The COVID-19 pandemic accelerated the data revolution globally, and Kenya’s agriculture sector was not left behind. As governments needed accurate, real time information to make decisions about people’s livelihoods, the government of Kenya was able to take advantage of existing mechanisms, solutions and networks, to generate and use data for decision making on food security. This demonstrated a resilient system, but it also posed as a learning point for the government.

To truly transform the sector’s data needs will require deliberate action. Two ingredients are key: better coordination of the players and systems in the country and more and better financing for agriculture data.

As the country moves into the post-COVID-19 era, measuring the impact of these lessons would be important. The Ministry of Agriculture understands what is needed to fully transform the sector and the data generated in the sector. As the ATO becomes fully operational, this understanding, lessons and experiences would be put to test. ATO is spearheading four main activities to strengthen research and use of data for better decision-making and performance management in the agriculture sector:

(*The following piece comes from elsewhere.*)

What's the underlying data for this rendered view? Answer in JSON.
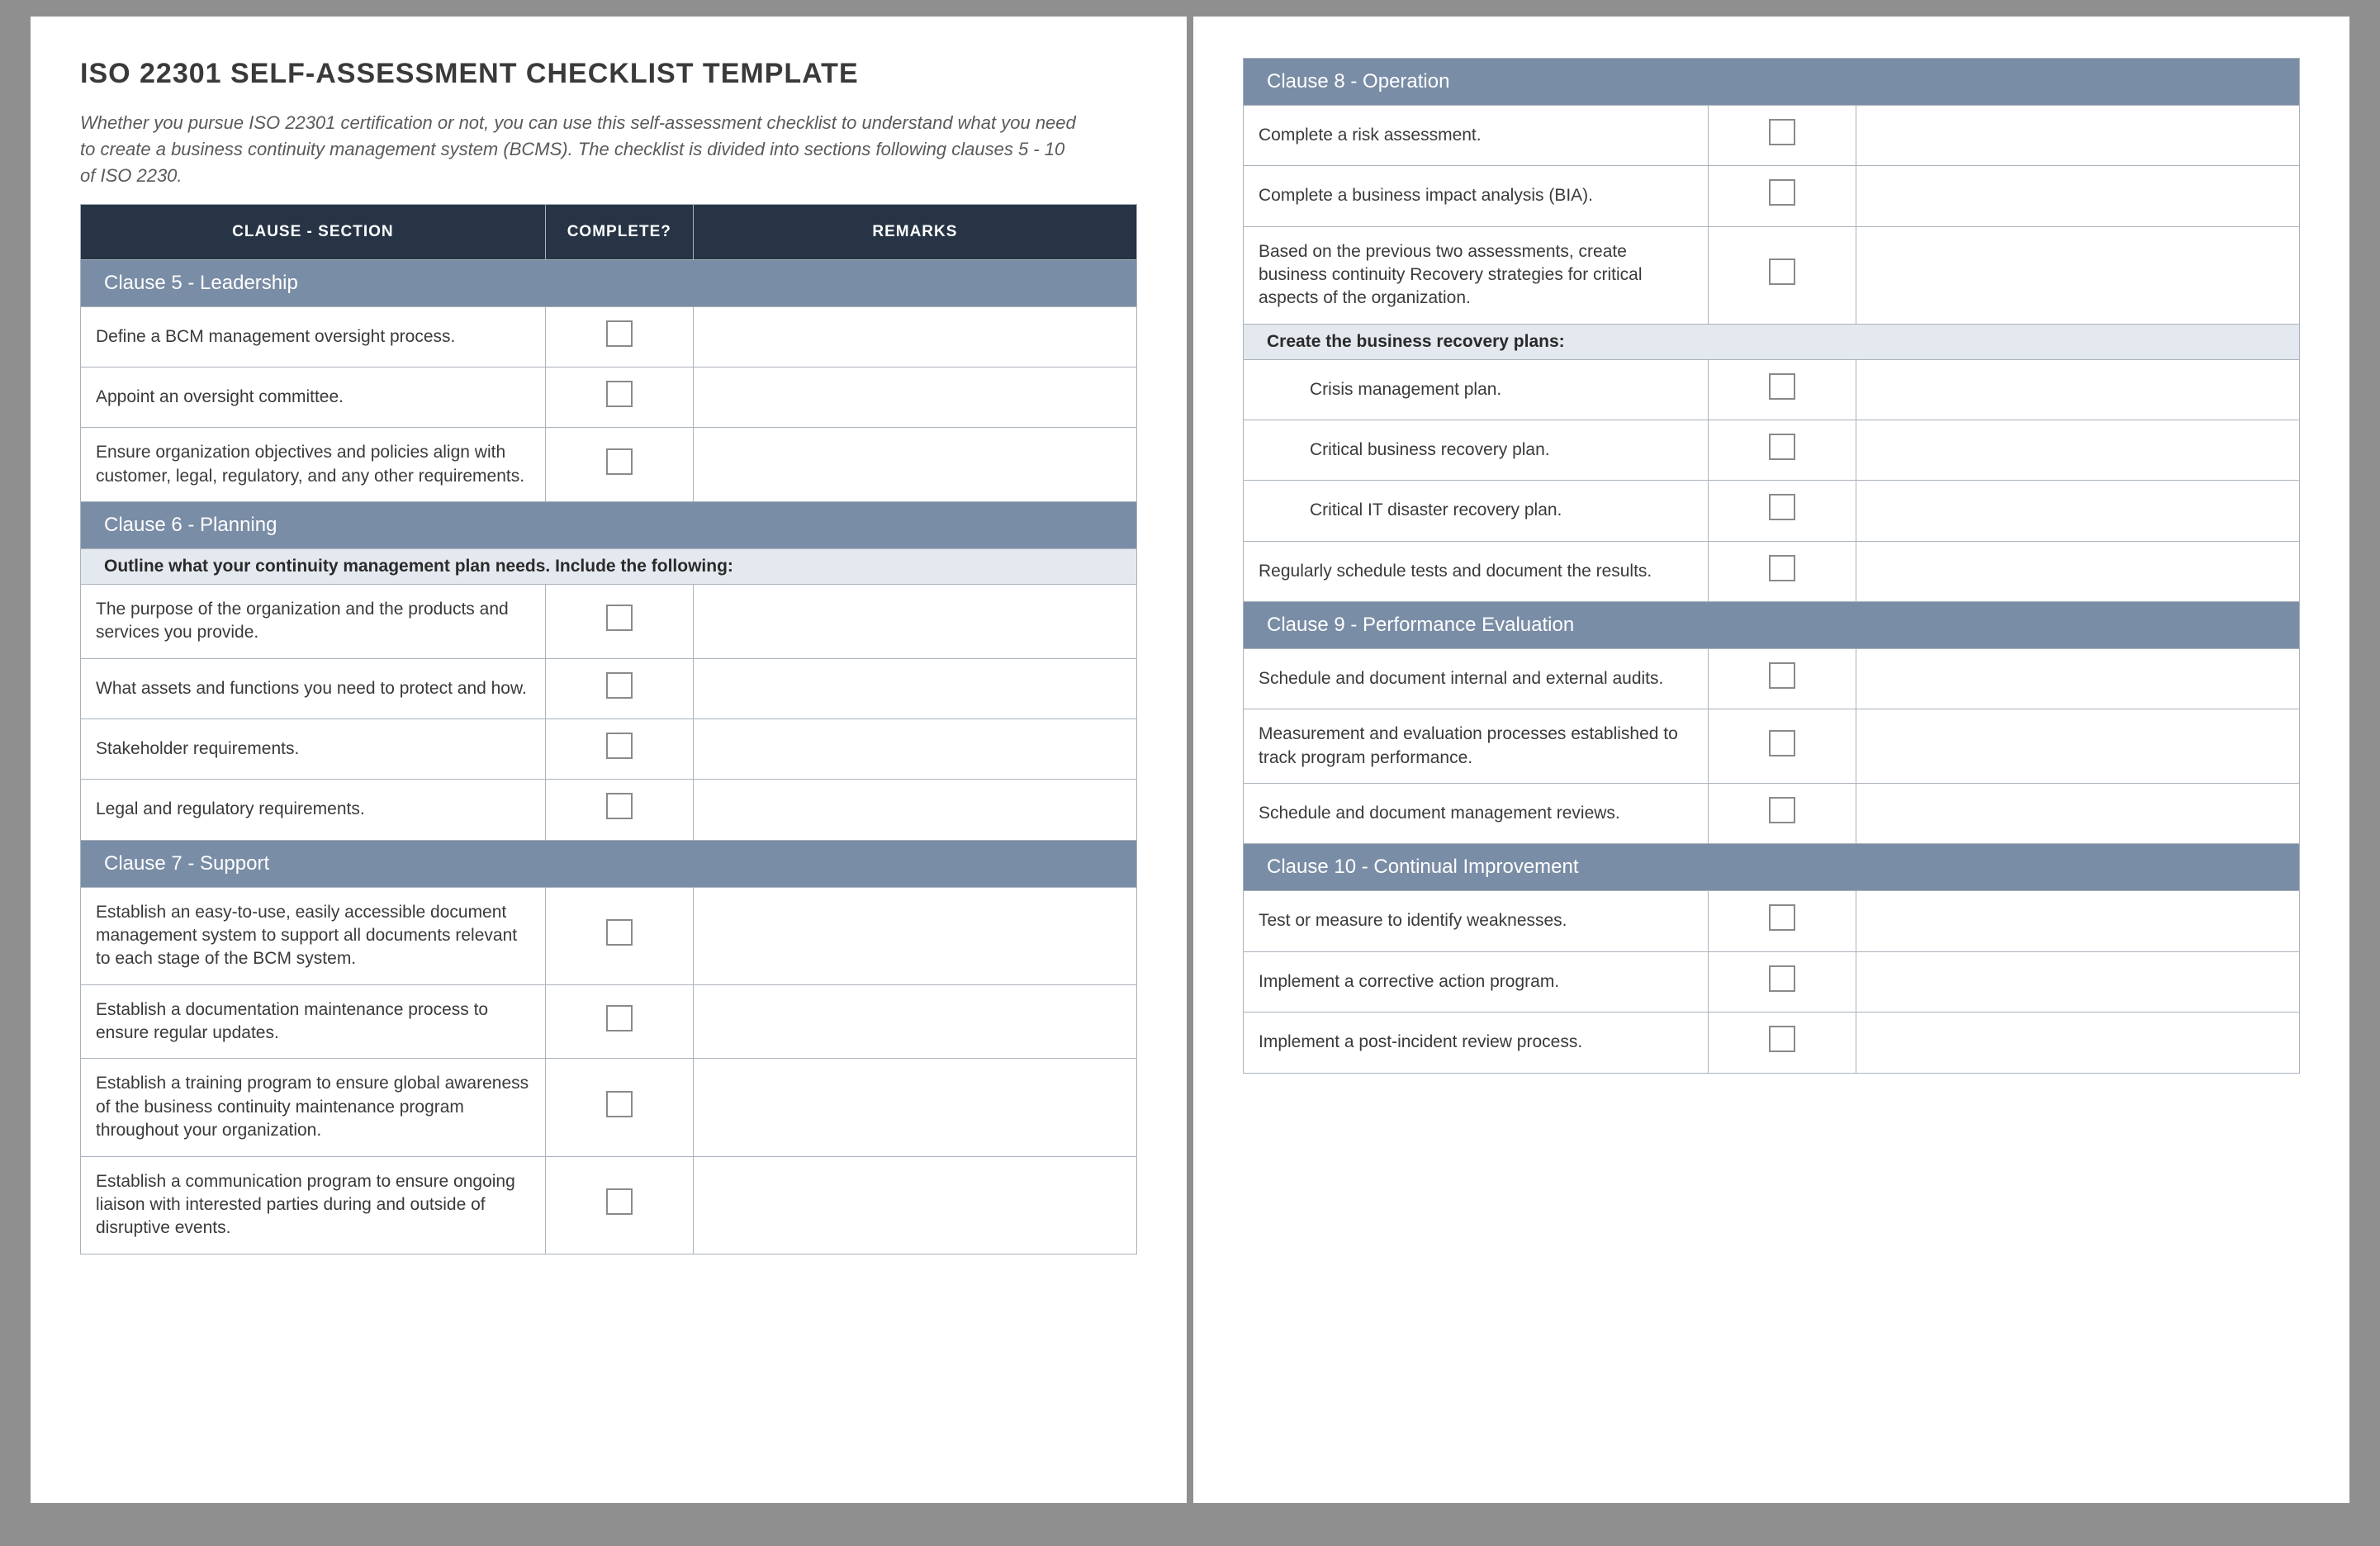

  1. Digitization of existing data, research and other performance information held by MoALFC and associated agencies; 
  2. Creation of an enabling environment for research and innovation with clear linkages between data, research, and innovation;
  3. Defining data laws and set up open data platforms for agricultural data at national and county levels to accelerate the launch of the research and data flagship;
  4. Launching data use cases.

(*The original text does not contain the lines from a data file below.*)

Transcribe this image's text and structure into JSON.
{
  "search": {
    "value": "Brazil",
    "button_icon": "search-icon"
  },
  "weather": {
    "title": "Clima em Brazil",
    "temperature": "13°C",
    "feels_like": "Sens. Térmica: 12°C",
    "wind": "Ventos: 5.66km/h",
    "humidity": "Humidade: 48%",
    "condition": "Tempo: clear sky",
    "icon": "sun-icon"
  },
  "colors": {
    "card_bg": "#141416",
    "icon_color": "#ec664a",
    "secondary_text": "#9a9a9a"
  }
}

Discussions are underway with the Agriculture and Rural Development donor group and other partners, to build on the successes and lessons from this initiative, to enhance the Ministry’s M&E capacity through the ATO in line with the ASTGS Flagships 7 (i.e. launch three knowledge and skills-building programmes for ~200 national and county government leaders and flagship implementers and establish a digitally enabled extension programme led by ~3,000 county-based youth extension agents) and 8 (i.e. strengthen research and innovation as launch priority digital and data use cases to better drive decision making and performance management). As the ATO develops a programme performance dashboard to strengthen the role of M&E and use of data to improve service delivery and inform decision making. In so doing, the ATO seeks to address three key challenges the sector faces to be able to realize real-time operational and strategic improvements.  First catalyzing the research and innovation space in agriculture, including around use of big data and advanced analytics. Second, enabling more reliable access to useable and shareable data. And finally, demand for quality analyses to support evidence-based decisions on performance management, M&E, research and policy.

This initiative is enough proof that Kenya’s journey to transformation aboard the data revolution bus is on the right track. 

This case study benefitted from the review of Thule Lenneiye (ATO), Tom Dienya (MoALFC), Neema Grace Mutemi (Food Security War Room), Heri Mwagonah (MoALFC), Richard Ndegwa (ASDSP II), Bernard Mwangangi (ASDSP II), Philip Thigo (Thunderbird School of Global Management), Clifford Okembo (ESRI), Stanley Mbagathi (SustaiNet) and Mikael Segerros (NIRAS).